Historical Record of the Sixty-first, Or, the South Gloucestershire Regiment of Foot: Containing an Account of the Formation of the Regiment in 1758, and of Its Subsequent Services to 1844 (Google eBook)

Front Cover
Parker, Furnivall and Parker, 1844 - 68 pages
0 Reviews
  

What people are saying - Write a review

We haven't found any reviews in the usual places.

Related books

Common terms and phrases

Popular passages

Page v - ... career, are among the motives that have given rise to the present publication. ^ The operations of the British Troops are, indeed, announced in the " London Gazette," from whence they are transferred into the public prints : the achievements of our armies are thus made known at the time of their occurrence, and receive the tribute of praise and admiration to which they are entitled. On extraordinary occasions, the Houses of Parliament have been in the habit of conferring on the Commanders, and...
Page 13 - When your brave ancestor was desired by his sovereign to assassinate the Duke de Guise, he returned the answer which you should have done, when you were charged to assassinate the character of a man whose birth is as illustrious as your own, or that of the Duke de Guise.
Page iv - The Names of those Officers, who, in consideration of their Gallant Services and Meritorious Conduct in Engagements with the Enemy, have been distinguished with Titles, Medals, or other Marks of His Majesty's gracious favour. • The Names of all such Officers, Non-Commissioned Officers and Privates as may have specially signalized themselves in Action. And, — — The Badges and Devices which the Regiment may have been permitted to bear, and the Causes on account of which such Badges or Devices,...
Page vi - ... of praise and admiration to which they are entitled. On extraordinary occasions, the Houses of Parliament have been in the habit of conferring on the Commanders, and the Officers and Troops acting under their orders, expressions of approbation and of thanks for their skill and bravery ; and these testimonials, confirmed by the high honour of their Sovereign's approbation, constitute the reward which the soldier most highly prizes. It has not, however, until late years, been the practice (which...
Page iii - Regiments, as well as to Individuals who have distinguished themselves by their Bravery in Action with the Enemy, an Account of the Services of every Regiment in the British Army shall be published under the superintendence and direction of the Adjutant-General; and that this Account shall contain the following particulars, viz.:—- The Period and Circumstances of the Original Formation of the Regiment; The Stations at which it has been from time to time employed; The Battles, Sieges, and other...
Page viii - ... and when half the world has been arrayed against them, they have fought the battles of their Country with unshaken fortitude.
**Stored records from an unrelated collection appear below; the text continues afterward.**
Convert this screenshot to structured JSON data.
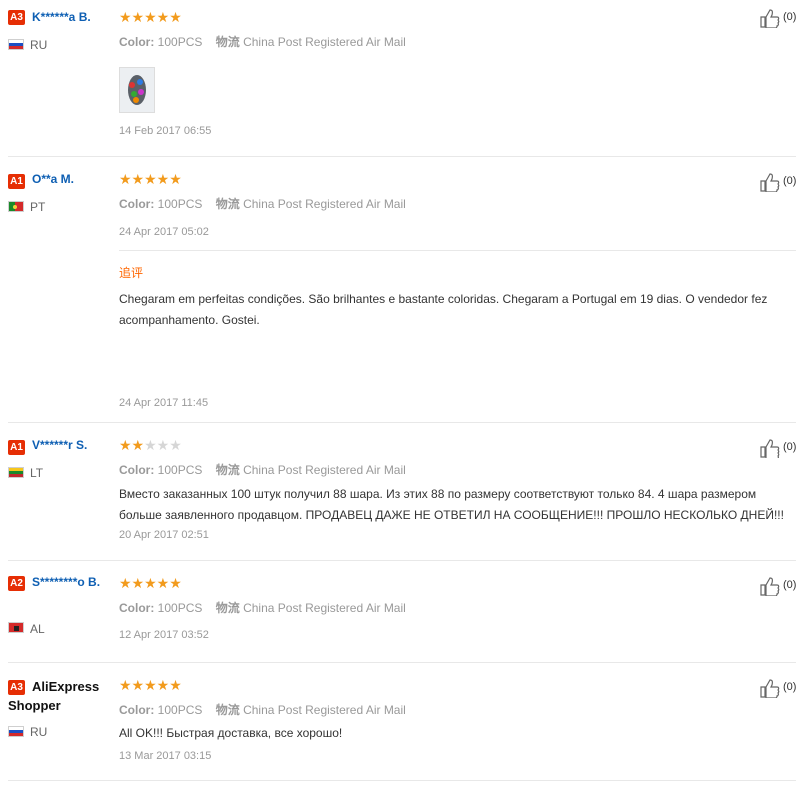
{
  "color_label": "Color:",
  "color_value": "100PCS",
  "shipping_label": "物流",
  "shipping_value": "China Post Registered Air Mail",
  "reviews": [
    {
      "badge": "A3",
      "name": "K******a B.",
      "country": "RU",
      "rating": 5,
      "date": "14 Feb 2017 06:55",
      "likes": "(0)",
      "has_photo": true
    },
    {
      "badge": "A1",
      "name": "O**a M.",
      "country": "PT",
      "rating": 5,
      "date": "24 Apr 2017 05:02",
      "likes": "(0)",
      "additional_label": "追评",
      "additional_text": "Chegaram em perfeitas condições. São brilhantes e bastante coloridas. Chegaram a Portugal em 19 dias. O vendedor fez acompanhamento. Gostei.",
      "additional_date": "24 Apr 2017 11:45"
    },
    {
      "badge": "A1",
      "name": "V******r S.",
      "country": "LT",
      "rating": 2,
      "date": "20 Apr 2017 02:51",
      "likes": "(0)",
      "text": "Вместо заказанных 100 штук получил 88 шара. Из этих 88 по размеру соответствуют только 84. 4 шара размером больше заявленного продавцом. ПРОДАВЕЦ ДАЖЕ НЕ ОТВЕТИЛ НА СООБЩЕНИЕ!!! ПРОШЛО НЕСКОЛЬКО ДНЕЙ!!!"
    },
    {
      "badge": "A2",
      "name": "S********o B.",
      "country": "AL",
      "rating": 5,
      "date": "12 Apr 2017 03:52",
      "likes": "(0)"
    },
    {
      "badge": "A3",
      "name": "AliExpress Shopper",
      "country": "RU",
      "rating": 5,
      "date": "13 Mar 2017 03:15",
      "likes": "(0)",
      "text": "All OK!!! Быстрая доставка, все хорошо!"
    }
  ],
  "colors": {
    "badge": "#e62e04",
    "username": "#0e5fb3",
    "star": "#f29b1d",
    "star_empty": "#d6d6d6",
    "additional": "#ff6600"
  },
  "icons": {
    "like": "thumbs-up-icon",
    "photo": "review-photo-thumbnail"
  }
}
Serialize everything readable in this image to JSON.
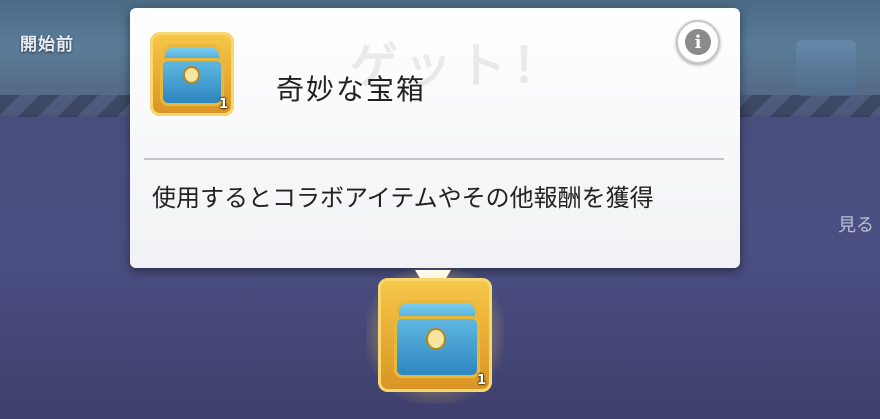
{
  "background": {
    "start_label": "開始前",
    "right_text": "見る"
  },
  "popup": {
    "ghost_text": "ゲット！",
    "item_title": "奇妙な宝箱",
    "item_count": "1",
    "description": "使用するとコラボアイテムやその他報酬を獲得",
    "info_icon": "i"
  },
  "reward": {
    "count": "1"
  }
}
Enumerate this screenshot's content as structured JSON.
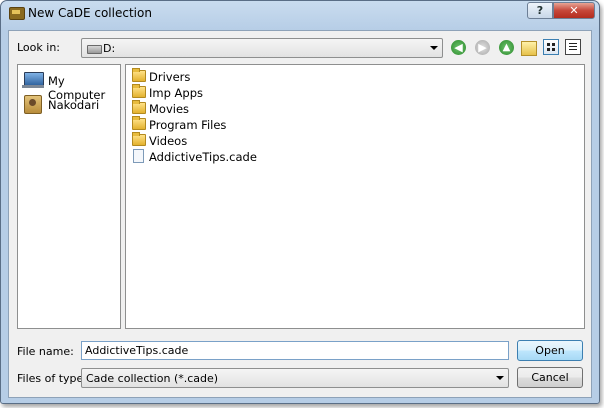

It is presumed that a record of achievements in...
Page iii - MAJESTY has been pleased to command, that, with a view of doing the fullest justice to Regiments, as well as to Individuals who have distinguished themselves by their Bravery in Action with the Enemy, an Account of the Services of every Regiment in the British Army shall be published under the superintendence and direction of the Adjutant-General...
Page 30 - Clauzel himself was hurt, and the reserve of Boyer's dragoons coming on at a canter were met and broken by the fire of Hulse's noble brigade. Then the changing current of the fight once more set for the British.
Page 14 - ... their fate was not discovered till called upon for the relief, when it came to their turn to mount again. Perhaps a more noble nor a more tragical scene was ever exhibited, than that of the march of the garrison of St. Philip's through the Spanish and French armies. It consisted of no more than 600 old decrepid soldiers, 200 seamen, 120 of the royal artillery, twenty Corsicans, and twenty-five Greeks, Turks, Moors, Jews, &c.

Bibliographic information